Unfortunately our understanding of what has been happening to the BTL mortgage market since the pandemic hit is limited by a lack of public data. UK Finance stopped publishing headline BTL data in early 2020. That means there’s no longer any public data on BTL activity beyond the quarterly MLAR gross advances data that covers both purchases and remortgaging (as per Fig 2). Additionally, with most BTL lending not regulated by the FCA, it is not included in some of the other sources we regularly use to understand the mortgage market. This issue can also cause problems with the data we do have, as coverage may vary depending on who submits data or not. This situation is not ideal for a market covering over two million homes and more than 15% of mortgage lending.

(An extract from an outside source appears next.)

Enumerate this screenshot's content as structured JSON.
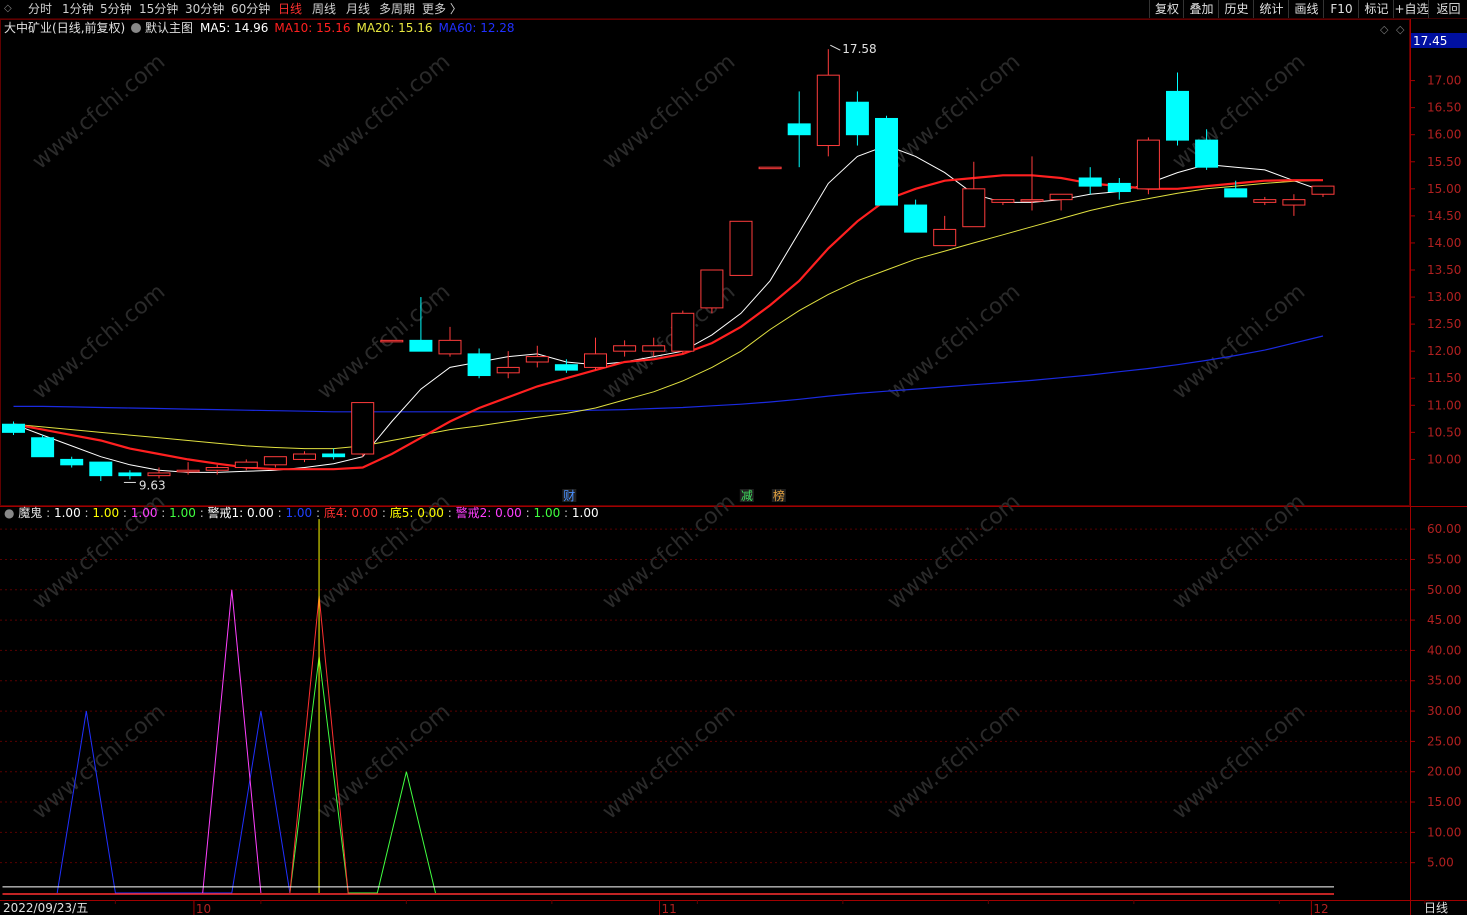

Given the circumstances, we have become more reliant on the occasional insight from organisations with access to UK Finance data. For example, Savills recently reported that mortgaged BTL activity in the first half of 2021 had increased by the same rate as mortgaged mover activity. That suggests BTL investors made the most of the stamp duty holiday despite still being liable for the 3% additional rate. Meanwhile, anecdotal evidence suggests BTL mortgage activity has shifted towards larger landlords including those using corporate vehicles. It is possible this explains the disconnect between press stories about landlords selling up and the continued growth in BTL lending. Survey data tells us the private rented sector contains lots of landlords owning only one or two properties (e.g. slide 5). Lots of them may have or be intending to sell up. But the BTL mortgage market has continued to grow thanks to the continued interest of larger scale landlords who are better able to cope with the costs of tighter regulation.